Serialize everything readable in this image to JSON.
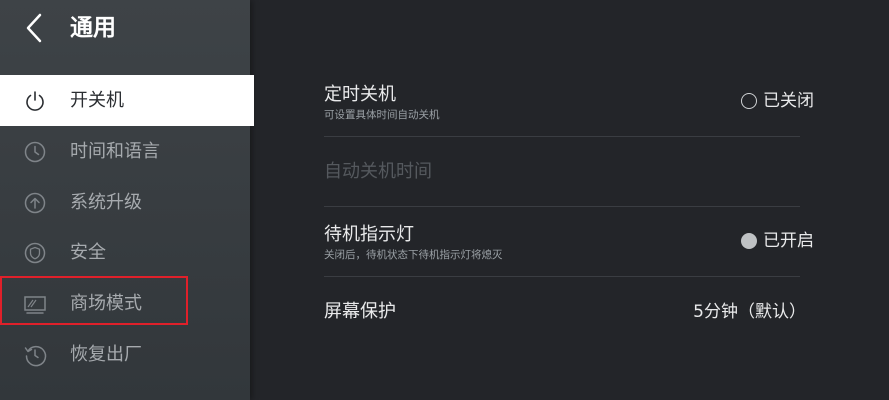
{
  "header": {
    "title": "通用"
  },
  "sidebar": {
    "items": [
      {
        "label": "开关机",
        "icon": "power-icon",
        "active": true
      },
      {
        "label": "时间和语言",
        "icon": "clock-icon",
        "active": false
      },
      {
        "label": "系统升级",
        "icon": "upgrade-icon",
        "active": false
      },
      {
        "label": "安全",
        "icon": "shield-icon",
        "active": false
      },
      {
        "label": "商场模式",
        "icon": "monitor-icon",
        "active": false
      },
      {
        "label": "恢复出厂",
        "icon": "restore-icon",
        "active": false
      }
    ]
  },
  "main": {
    "timer_shutdown": {
      "title": "定时关机",
      "subtitle": "可设置具体时间自动关机",
      "status": "已关闭",
      "enabled": false
    },
    "shutdown_time": {
      "title": "自动关机时间"
    },
    "standby_light": {
      "title": "待机指示灯",
      "subtitle": "关闭后，待机状态下待机指示灯将熄灭",
      "status": "已开启",
      "enabled": true
    },
    "screensaver": {
      "title": "屏幕保护",
      "value": "5分钟（默认）"
    }
  },
  "colors": {
    "highlight_box": "#e0202a",
    "active_item_bg": "#ffffff",
    "background": "#232529"
  }
}
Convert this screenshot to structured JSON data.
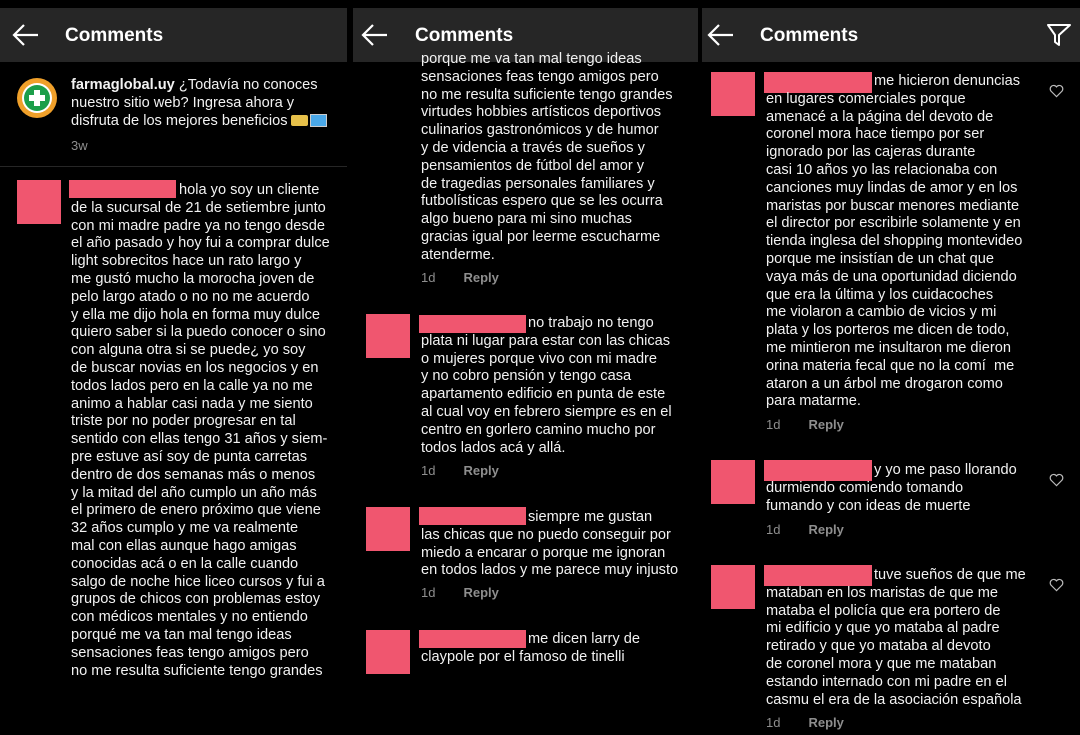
{
  "header": {
    "title": "Comments"
  },
  "panel1": {
    "caption": {
      "username": "farmaglobal.uy",
      "text_line1": " ¿Todavía no conoces",
      "lines": "nuestro sitio web? Ingresa ahora y\ndisfruta de los mejores beneficios",
      "time": "3w"
    },
    "comment": {
      "text": "hola yo soy un cliente\nde la sucursal de 21 de setiembre junto\ncon mi madre padre ya no tengo desde\nel año pasado y hoy fui a comprar dulce\nlight sobrecitos hace un rato largo y\nme gustó mucho la morocha joven de\npelo largo atado o no no me acuerdo\ny ella me dijo hola en forma muy dulce\nquiero saber si la puedo conocer o sino\ncon alguna otra si se puede¿ yo soy\nde buscar novias en los negocios y en\ntodos lados pero en la calle ya no me\nanimo a hablar casi nada y me siento\ntriste por no poder progresar en tal\nsentido con ellas tengo 31 años y siem-\npre estuve así soy de punta carretas\ndentro de dos semanas más o menos\ny la mitad del año cumplo un año más\nel primero de enero próximo que viene\n32 años cumplo y me va realmente\nmal con ellas aunque hago amigas\nconocidas acá o en la calle cuando\nsalgo de noche hice liceo cursos y fui a\ngrupos de chicos con problemas estoy\ncon médicos mentales y no entiendo\nporqué me va tan mal tengo ideas\nsensaciones feas tengo amigos pero\nno me resulta suficiente tengo grandes"
    }
  },
  "panel2": {
    "c1": {
      "text": "porque me va tan mal tengo ideas\nsensaciones feas tengo amigos pero\nno me resulta suficiente tengo grandes\nvirtudes hobbies artísticos deportivos\nculinarios gastronómicos y de humor\ny de videncia a través de sueños y\npensamientos de fútbol del amor y\nde tragedias personales familiares y\nfutbolísticas espero que se les ocurra\nalgo bueno para mi sino muchas\ngracias igual por leerme escucharme\natenderme.",
      "time": "1d",
      "reply": "Reply"
    },
    "c2": {
      "text": "no trabajo no tengo\nplata ni lugar para estar con las chicas\no mujeres porque vivo con mi madre\ny no cobro pensión y tengo casa\napartamento edificio en punta de este\nal cual voy en febrero siempre es en el\ncentro en gorlero camino mucho por\ntodos lados acá y allá.",
      "time": "1d",
      "reply": "Reply"
    },
    "c3": {
      "text": "siempre me gustan\nlas chicas que no puedo conseguir por\nmiedo a encarar o porque me ignoran\nen todos lados y me parece muy injusto",
      "time": "1d",
      "reply": "Reply"
    },
    "c4": {
      "text": "me dicen larry de\nclaypole por el famoso de tinelli"
    }
  },
  "panel3": {
    "c1": {
      "text": "me hicieron denuncias\nen lugares comerciales porque\namenacé a la página del devoto de\ncoronel mora hace tiempo por ser\nignorado por las cajeras durante\ncasi 10 años yo las relacionaba con\ncanciones muy lindas de amor y en los\nmaristas por buscar menores mediante\nel director por escribirle solamente y en\ntienda inglesa del shopping montevideo\nporque me insistían de un chat que\nvaya más de una oportunidad diciendo\nque era la última y los cuidacoches\nme violaron a cambio de vicios y mi\nplata y los porteros me dicen de todo,\nme mintieron me insultaron me dieron\norina materia fecal que no la comí  me\nataron a un árbol me drogaron como\npara matarme.",
      "time": "1d",
      "reply": "Reply"
    },
    "c2": {
      "text": "y yo me paso llorando\ndurmiendo comiendo tomando\nfumando y con ideas de muerte",
      "time": "1d",
      "reply": "Reply"
    },
    "c3": {
      "text": "tuve sueños de que me\nmataban en los maristas de que me\nmataba el policía que era portero de\nmi edificio y que yo mataba al padre\nretirado y que yo mataba al devoto\nde coronel mora y que me mataban\nestando internado con mi padre en el\ncasmu el era de la asociación española",
      "time": "1d",
      "reply": "Reply"
    }
  }
}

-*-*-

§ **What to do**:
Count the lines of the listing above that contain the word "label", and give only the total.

§ **Answer to this task**:
6